After defining robbery of the first and second degrees and dangerous or deadly weapons, the court instructed the jury that: ‘A pistol or a revolver is a deadly weapon as a matter of law,’ and ‘the evidence in this case is such that, as a matter of law, it presents no question as to the degree of the crime charged, and I instruct you that you must find the defendant either Not Guilty of the offense charged against him or Guilty of robbery in the first degree.’ These instructions were not requested by defendant. In fact, he did not offer any instructions.
Henson testified that the defendant had a gun in his right hand, stepped up behind Henson, put the gun in the latter's ribs and told him to lie down on the floor. Defendant then held the lid of the cash box open with the gun. Asked what made him let the defendant take the cash out of the cash box, Henson replied, ‘I was afraid.’ Henson, obviously, was talking about a dangerous weapon, not a toy pistol. Although defendant's counsel cross-examined Henson quite extensively, he asked no questions about the gun, and his own evidence was addressed to the question of identity, he claiming that he was not the robber, that he was elsewhere upon that occasion.
During the trial, as we read the record, defendant made no issue concerning the gun, raised no doubt that the robber, whoever he was, carried a gun and that the gun he carried was a dangerous and deadly weapon. Under these circumstances there is no sound basis for taking exception to the instructions now under discussion. This is like the situation which obtained in People v. Israel, 91 Cal.App.2d 773, 783, 206 P.2d 62, 68, concerning which the court in that case said: ‘Under the evidence in this case, the defendants were either quilty of robbery in the first degree or not guilty of that offense, and no error appears.’ Also, under the circumstances, the objection comes too late when for the first time made upon appeal.
(5) A statement that ‘defendant was armed with a deadly weapon at the time of his commission of the offense, or a concealed deadly weapon at the time of his arrest within the meaning of Penal Code Section 3024,’ was erroneously included in the judgment.
Such a provision, if properly included and legally operative, would have the effect of increasing the minimum term of sentence from five years, Penal Code, § 213 and subd. (c) of § 3024, to ten years, Penal Code, § 3024, sub. (b).
It was not proper to include such a provision in the judgment herein because whenever a defendant is armed with a firearm or other weapon under such circumstances as to bring the defendant within the operation of section 3024, relating to certain minimum penalties, ‘the fact that the defendant was so armed shall be charged in the accusatory pleading’ and the ‘nature of the weapon must be set forth’. Penal Code, § 969c. This requirement is emphasized by section 3024 which declares in subdivision (e) that ‘Such minimum penalties shall apply only when such possession of a deadly weapon or previous conviction of a felony as above specified has been charged and admitted or found to be true in the manner provided by law * * *.’

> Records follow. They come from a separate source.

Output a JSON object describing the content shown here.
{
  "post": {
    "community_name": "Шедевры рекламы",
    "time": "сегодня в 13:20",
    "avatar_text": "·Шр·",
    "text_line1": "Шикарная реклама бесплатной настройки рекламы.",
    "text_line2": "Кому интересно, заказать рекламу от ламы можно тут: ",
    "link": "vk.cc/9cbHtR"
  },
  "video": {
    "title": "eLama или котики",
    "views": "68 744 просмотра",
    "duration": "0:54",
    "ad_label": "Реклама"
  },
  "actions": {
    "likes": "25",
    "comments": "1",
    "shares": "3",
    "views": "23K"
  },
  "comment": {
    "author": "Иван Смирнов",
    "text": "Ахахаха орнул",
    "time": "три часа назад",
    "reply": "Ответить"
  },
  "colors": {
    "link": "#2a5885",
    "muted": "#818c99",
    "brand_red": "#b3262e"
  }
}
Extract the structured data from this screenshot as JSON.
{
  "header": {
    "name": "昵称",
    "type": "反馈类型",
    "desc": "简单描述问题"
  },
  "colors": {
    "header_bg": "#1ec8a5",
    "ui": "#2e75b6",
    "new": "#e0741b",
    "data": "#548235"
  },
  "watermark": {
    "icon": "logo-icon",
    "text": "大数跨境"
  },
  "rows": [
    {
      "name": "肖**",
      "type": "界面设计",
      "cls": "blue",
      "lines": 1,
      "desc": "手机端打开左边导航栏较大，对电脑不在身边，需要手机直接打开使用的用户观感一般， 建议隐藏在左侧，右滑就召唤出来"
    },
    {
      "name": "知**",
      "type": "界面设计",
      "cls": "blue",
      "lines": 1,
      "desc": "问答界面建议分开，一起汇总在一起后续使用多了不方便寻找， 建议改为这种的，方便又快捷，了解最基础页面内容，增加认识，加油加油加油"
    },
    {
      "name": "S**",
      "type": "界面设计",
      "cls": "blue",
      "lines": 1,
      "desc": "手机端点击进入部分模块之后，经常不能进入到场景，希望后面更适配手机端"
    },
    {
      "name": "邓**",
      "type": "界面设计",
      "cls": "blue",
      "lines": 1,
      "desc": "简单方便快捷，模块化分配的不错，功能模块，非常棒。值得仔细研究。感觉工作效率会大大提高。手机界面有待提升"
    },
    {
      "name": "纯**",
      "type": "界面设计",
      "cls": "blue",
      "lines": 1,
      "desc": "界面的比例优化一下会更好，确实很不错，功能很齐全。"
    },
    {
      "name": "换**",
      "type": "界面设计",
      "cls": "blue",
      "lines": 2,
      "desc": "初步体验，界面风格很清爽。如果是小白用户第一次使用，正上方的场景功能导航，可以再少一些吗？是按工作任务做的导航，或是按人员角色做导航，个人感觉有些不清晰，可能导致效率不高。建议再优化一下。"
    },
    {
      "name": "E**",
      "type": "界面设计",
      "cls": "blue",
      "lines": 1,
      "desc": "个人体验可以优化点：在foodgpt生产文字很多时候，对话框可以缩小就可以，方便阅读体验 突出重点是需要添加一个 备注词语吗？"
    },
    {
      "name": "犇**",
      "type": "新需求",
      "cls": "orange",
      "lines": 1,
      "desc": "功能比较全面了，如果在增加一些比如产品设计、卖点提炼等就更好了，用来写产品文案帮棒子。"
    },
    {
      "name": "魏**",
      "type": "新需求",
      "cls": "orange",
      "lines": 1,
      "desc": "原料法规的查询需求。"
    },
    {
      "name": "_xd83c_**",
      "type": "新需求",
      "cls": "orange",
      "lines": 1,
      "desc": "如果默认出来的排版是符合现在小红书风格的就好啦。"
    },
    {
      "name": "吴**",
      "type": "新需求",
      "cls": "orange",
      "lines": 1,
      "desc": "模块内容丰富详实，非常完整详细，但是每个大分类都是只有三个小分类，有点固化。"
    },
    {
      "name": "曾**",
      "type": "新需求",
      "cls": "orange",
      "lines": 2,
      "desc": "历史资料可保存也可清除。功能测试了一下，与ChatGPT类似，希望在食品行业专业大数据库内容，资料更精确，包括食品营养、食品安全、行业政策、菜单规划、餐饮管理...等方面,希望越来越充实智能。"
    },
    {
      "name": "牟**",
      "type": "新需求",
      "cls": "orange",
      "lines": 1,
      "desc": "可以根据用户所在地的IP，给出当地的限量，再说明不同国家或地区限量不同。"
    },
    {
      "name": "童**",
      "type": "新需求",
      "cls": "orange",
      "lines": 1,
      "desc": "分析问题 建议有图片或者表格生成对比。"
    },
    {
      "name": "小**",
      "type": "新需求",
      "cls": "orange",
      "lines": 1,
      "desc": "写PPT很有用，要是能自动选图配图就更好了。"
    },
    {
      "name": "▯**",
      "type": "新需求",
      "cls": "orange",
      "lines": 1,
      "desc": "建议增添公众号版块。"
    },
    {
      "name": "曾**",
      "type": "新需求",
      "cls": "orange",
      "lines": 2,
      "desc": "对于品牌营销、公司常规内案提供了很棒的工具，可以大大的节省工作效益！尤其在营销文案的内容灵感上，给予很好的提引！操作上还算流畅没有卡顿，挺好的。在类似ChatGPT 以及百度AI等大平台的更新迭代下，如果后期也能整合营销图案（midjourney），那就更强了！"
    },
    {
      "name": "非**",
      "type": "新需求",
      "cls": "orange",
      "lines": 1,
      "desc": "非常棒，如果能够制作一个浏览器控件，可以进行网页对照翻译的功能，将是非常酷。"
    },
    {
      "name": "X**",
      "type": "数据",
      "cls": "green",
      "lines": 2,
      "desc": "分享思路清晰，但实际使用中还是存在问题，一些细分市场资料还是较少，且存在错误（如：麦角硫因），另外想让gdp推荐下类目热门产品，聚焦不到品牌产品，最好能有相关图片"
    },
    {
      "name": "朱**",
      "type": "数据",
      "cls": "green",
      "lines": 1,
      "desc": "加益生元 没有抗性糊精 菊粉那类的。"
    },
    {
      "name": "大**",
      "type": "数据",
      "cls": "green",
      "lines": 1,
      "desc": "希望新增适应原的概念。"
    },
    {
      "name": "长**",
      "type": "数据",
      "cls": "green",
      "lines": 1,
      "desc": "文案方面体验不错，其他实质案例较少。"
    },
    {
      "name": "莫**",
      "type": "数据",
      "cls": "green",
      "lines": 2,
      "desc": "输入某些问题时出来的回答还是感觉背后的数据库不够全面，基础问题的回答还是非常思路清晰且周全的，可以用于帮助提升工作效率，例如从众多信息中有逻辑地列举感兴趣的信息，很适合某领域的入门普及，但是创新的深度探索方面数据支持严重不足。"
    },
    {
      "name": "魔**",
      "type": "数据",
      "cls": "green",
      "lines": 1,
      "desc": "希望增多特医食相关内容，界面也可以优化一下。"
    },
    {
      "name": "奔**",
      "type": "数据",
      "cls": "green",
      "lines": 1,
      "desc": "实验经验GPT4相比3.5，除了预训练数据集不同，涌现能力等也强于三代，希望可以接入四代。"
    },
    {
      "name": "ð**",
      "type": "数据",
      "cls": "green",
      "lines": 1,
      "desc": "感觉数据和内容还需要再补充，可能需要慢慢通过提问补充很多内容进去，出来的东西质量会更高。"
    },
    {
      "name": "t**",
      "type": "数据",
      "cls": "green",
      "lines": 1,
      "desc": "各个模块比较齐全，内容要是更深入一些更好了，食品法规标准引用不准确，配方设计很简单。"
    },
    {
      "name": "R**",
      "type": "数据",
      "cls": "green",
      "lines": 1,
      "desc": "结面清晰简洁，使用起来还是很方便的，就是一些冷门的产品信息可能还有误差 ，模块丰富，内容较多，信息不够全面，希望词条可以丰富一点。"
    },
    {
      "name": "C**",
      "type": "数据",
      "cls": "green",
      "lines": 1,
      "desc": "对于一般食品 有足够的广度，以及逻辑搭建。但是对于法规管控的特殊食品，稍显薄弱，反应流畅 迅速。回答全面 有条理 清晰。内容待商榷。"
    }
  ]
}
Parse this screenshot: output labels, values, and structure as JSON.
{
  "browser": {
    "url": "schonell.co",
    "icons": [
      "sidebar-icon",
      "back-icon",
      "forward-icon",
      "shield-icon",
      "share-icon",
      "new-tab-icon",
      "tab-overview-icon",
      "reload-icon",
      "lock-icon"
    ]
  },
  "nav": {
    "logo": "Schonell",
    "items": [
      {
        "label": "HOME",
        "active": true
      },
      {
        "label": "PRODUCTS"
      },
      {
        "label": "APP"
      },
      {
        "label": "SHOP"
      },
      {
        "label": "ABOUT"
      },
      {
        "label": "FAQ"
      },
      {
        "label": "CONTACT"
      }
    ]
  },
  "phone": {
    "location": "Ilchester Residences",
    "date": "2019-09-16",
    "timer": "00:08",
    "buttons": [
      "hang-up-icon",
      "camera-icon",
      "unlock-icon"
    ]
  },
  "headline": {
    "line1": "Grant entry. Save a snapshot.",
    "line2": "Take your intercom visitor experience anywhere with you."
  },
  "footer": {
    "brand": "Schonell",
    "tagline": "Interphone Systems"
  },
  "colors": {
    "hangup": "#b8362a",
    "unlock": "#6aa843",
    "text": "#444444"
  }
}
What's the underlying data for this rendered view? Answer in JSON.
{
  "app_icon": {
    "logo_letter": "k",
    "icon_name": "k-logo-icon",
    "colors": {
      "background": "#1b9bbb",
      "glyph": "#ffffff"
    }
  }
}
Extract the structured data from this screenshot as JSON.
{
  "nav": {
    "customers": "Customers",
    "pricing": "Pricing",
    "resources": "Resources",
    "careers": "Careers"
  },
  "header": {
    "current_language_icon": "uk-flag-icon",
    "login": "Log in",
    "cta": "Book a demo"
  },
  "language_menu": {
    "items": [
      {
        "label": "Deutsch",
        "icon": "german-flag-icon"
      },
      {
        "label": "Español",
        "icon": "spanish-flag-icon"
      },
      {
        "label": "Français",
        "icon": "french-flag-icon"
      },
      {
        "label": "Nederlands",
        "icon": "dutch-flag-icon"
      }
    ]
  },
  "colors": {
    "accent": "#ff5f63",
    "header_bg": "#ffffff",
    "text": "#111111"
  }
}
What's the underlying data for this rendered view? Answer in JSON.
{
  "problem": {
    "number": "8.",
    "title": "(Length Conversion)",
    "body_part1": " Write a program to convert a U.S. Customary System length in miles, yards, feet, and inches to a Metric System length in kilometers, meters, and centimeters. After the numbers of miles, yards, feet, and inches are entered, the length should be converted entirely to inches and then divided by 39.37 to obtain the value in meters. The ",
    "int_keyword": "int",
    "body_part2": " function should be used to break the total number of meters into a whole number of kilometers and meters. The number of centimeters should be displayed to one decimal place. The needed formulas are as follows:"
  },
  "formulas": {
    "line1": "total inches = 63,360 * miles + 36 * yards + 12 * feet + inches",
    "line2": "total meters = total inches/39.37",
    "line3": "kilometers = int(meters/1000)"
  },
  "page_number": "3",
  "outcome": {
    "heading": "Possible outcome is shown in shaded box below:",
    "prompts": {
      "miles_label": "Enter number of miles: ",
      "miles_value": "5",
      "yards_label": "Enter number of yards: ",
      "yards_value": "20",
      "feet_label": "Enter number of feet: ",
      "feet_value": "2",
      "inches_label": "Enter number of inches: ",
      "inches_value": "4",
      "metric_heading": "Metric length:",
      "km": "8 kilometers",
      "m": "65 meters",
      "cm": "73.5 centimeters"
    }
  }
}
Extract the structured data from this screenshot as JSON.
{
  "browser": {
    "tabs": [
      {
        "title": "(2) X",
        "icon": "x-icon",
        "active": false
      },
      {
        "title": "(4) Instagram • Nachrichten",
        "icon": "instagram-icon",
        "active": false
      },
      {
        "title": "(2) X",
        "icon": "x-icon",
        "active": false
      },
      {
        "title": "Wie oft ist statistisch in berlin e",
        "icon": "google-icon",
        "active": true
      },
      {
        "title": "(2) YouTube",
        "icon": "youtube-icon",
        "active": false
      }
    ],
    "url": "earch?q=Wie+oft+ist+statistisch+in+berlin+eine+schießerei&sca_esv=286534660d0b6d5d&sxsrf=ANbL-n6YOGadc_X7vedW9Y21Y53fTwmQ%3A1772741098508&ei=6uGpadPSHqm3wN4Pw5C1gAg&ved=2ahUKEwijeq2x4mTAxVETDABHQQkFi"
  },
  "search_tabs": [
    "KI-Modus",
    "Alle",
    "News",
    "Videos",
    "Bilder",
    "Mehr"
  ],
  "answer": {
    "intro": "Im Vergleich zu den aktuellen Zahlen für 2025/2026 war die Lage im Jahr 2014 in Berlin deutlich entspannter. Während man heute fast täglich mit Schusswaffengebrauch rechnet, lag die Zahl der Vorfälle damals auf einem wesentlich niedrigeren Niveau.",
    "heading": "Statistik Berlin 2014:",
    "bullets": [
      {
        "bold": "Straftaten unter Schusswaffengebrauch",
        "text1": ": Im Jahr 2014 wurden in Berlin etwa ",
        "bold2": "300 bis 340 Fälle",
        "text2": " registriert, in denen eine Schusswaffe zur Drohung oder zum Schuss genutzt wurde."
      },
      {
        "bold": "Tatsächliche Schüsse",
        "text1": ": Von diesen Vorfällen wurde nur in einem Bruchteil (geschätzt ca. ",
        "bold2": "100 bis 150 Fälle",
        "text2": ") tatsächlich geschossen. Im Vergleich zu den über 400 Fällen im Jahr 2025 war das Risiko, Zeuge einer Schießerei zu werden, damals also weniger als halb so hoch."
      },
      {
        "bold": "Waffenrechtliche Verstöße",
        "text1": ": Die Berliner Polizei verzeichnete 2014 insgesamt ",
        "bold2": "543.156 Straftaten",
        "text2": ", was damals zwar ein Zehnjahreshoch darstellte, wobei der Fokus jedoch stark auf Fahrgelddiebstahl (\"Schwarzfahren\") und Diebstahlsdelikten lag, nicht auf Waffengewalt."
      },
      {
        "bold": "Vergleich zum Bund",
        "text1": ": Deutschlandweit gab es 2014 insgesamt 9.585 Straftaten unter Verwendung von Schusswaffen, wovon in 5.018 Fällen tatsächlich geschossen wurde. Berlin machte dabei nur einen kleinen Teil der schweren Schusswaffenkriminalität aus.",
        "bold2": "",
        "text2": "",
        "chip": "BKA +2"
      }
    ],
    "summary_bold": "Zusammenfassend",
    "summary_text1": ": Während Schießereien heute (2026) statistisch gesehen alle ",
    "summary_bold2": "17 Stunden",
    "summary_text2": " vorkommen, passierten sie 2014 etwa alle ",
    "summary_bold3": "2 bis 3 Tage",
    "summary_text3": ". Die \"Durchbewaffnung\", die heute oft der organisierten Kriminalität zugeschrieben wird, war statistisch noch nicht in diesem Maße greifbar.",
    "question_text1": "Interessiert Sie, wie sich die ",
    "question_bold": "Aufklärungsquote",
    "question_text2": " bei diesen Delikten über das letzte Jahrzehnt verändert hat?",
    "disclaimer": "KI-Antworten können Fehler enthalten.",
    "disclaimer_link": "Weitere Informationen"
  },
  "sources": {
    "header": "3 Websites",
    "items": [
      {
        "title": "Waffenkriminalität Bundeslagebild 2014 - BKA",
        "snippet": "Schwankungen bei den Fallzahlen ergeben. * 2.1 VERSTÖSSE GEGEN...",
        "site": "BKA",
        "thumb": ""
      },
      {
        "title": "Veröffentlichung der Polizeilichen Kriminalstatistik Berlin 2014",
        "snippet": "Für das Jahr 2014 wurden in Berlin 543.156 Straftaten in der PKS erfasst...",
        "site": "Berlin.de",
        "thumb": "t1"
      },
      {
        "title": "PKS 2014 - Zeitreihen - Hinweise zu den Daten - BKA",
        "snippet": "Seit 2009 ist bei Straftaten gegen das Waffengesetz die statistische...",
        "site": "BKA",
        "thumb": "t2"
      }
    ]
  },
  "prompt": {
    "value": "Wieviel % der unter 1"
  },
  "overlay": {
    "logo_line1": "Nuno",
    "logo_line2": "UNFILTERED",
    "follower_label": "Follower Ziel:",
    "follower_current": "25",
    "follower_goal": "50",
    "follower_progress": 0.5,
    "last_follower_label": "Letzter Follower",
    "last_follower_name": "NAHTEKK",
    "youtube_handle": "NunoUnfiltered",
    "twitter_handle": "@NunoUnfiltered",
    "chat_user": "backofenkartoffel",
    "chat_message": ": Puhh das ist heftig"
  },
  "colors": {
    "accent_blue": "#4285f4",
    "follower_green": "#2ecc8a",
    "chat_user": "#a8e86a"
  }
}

The information herein made no such charge, mentioned no weapon, was wholly silent upon this subject.
Accordingly, the judgment should be corrected by deleting the recital under discussion. People v. Lesterjette, 40 Cal.App.2d 327, 104 P.2d 844.
The judgment is modified by deleting therefrom the words: ‘Defendant was armed with a deadly weapon at the time of his commission of the offense, or a concealed deadly weapon at the time of his arrest within the meaning of Penal Code Section 3024.’ As thus corrected, the judgment is affirmed. The order denying a new trial is affirmed.
1. The parties have stipulated that the record in the mandamus proceeding may be considered by this court upon this appeal. That record includes no verified answer to the petition and no counter affidavit. The state has declined the opportunity to present counter affidavits in the instant proceeding.
FRED B. WOOD, Justice.
PETERS, P. J., and BRAY, J., concur.